Leading Your Horse - Who's Leading Who? By Steve Sikora
I consider riding horses an athletic endeavor, the basics are what make the difference between being average or being a superstar. Often times it is the execution of these
basics that separate the good from the great. In my opinion, leading properly is the most important skill to have your horse master.
But what is really good leading anyway?
Proper leading is made up of a number of components.
The first is body position. I expect a horse to hold her position in relation to my body. I like to keep her eye just aft of my shoulder (you may adjust this exact position as you deem necessary). My horse should not be out in front of me leading me and she
should not be behind with me attempting to drag her where I want her to go. This position should be maintained with no input from me.
Second, is speed control. If I choose to walk at a brisk pace my horse must adjust her pace to keep up, even if I decide to
run. When I choose to slow down, my horse must slow along with me. Should I jog along and then stop suddenly, so should my
horse. Third is turning. When I turn away from my horse she should turn without the addition of pressure on the lead rope and she
should speed up as necessary so that she maintains her position (her eye just aft of my shoulder). As I turn toward her head, even if I jog, she must yield out of my way.
What does this level of leading offer me?
First and foremost it offers a greater level of safety. Many people are hurt each year because of unsafe leading issues. Their horses
step on them, or swing their heads and cold cock their owners, often breaking their glasses and cutting their faces or worse.
Secondly, having your horse leading well will allow you to see past your horse and thereby giving you the opportunity to see
things coming toward you that otherwise would have been hidden from your site. Being able to see where you are going when you
turn towards your horse is also a huge help. Horses that do not lead well will often drag off their owners breaking their handler's fingers, bruising hands and a variety of other unnecessary injuries.
Lastly, teaching your horse to lead well will teach your horse to engage her mind on you from the time you first touch her at her
stall or turnout. By having your horse's attention immediately, it eliminates wasted time spent after grooming and saddling trying to get
your horses attention back on you. So now instead of working the first 15 minutes (or longer) of the ride to regain control, you can have complete control right from the start.
Working with your horse becomes easier when your horse leads properly.
Instead of constantly redirecting your horse and building up frustration you can do other enjoyable tasks. You can talk with others or
enjoy the scenery and still maintain complete control of your horse with little to no input from you. When your horse leads well you
always have an unoccupied hand to pick up brushes or tack or carry other various items. Your horse will hold her position regardless of what you are doing.

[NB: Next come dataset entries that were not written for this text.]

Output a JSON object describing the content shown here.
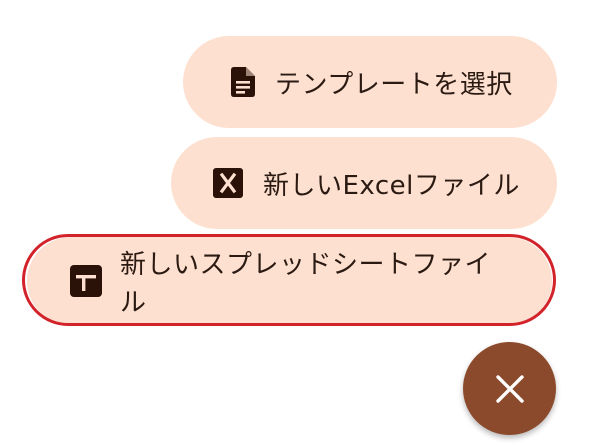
{
  "menu": {
    "items": [
      {
        "label": "テンプレートを選択",
        "icon": "document-icon"
      },
      {
        "label": "新しいExcelファイル",
        "icon": "excel-icon"
      },
      {
        "label": "新しいスプレッドシートファイル",
        "icon": "spreadsheet-plus-icon"
      }
    ]
  },
  "close_fab": {
    "icon": "close-icon"
  },
  "colors": {
    "item_background": "#fde0d0",
    "text": "#2b1a12",
    "icon_dark": "#2b1208",
    "fab_background": "#8b4a2b",
    "highlight_border": "#d3232a"
  }
}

Leading well improves your horse's manners, which farriers and veterinarians appreciate.
Many vets tell me that they get tired of dealing with horses that are not well mannered. When that unexpected lameness shows up
your vet will be able to diagnose the problem more quickly because your horse has been taught to trot off on command and

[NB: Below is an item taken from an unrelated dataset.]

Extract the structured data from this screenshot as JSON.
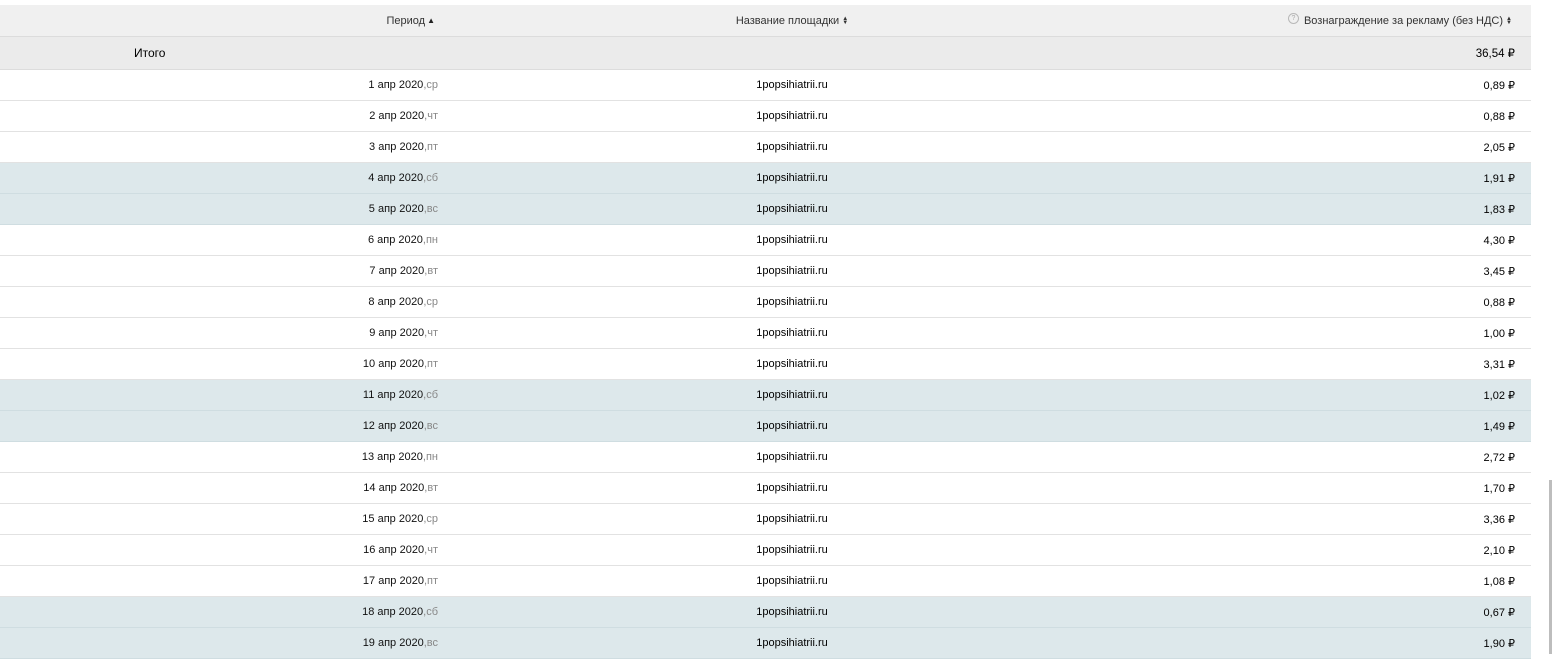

therefore flexion tests are easier and will not have to be repeated. Who do you think the tired veterinarian will squeeze in, the well
-mannered horse or the ill-mannered horse? Farriers will get the shoeing done more quickly and more precisely if they are able to
concentrate on their job instead of having to correct disrespectful horses. Which puts you first on the call list when your next shoeing
is needed. Others will want to be around you and your horse because everyone likes to be around well-trained and well-mannered
horses. Just like the parent whose children are out of control will loose favor with friends so will the horse owner whose horse is ill mannered.
Teaching your horse to lead well not only benefits you but your horse as well.
By your vigilance and consistency your horse will know what you expect of him. Horses need consistency and routine in their lives in
order to feel safe and secure. When you are around your horse you are the alpha. They want to get direction and instructions from
you in order to feel content and relaxed. If you do not take the position of commander they will and that is when things go wrong and get out of hand.
Teaching your horse to lead properly is not only beneficial but also fun.
You will enjoy your horse more and create a stronger bond that will last a lifetime. You will be safer and so will others around you.
You will be more relaxed and confident around your horse when it leads like a pro. You will have your horse's attention more
quickly and have greater control with less input from you. And to top it off you will be building a better relationship with your horse. And isn't that why you bought her to begin with?
Have fun and ride safe!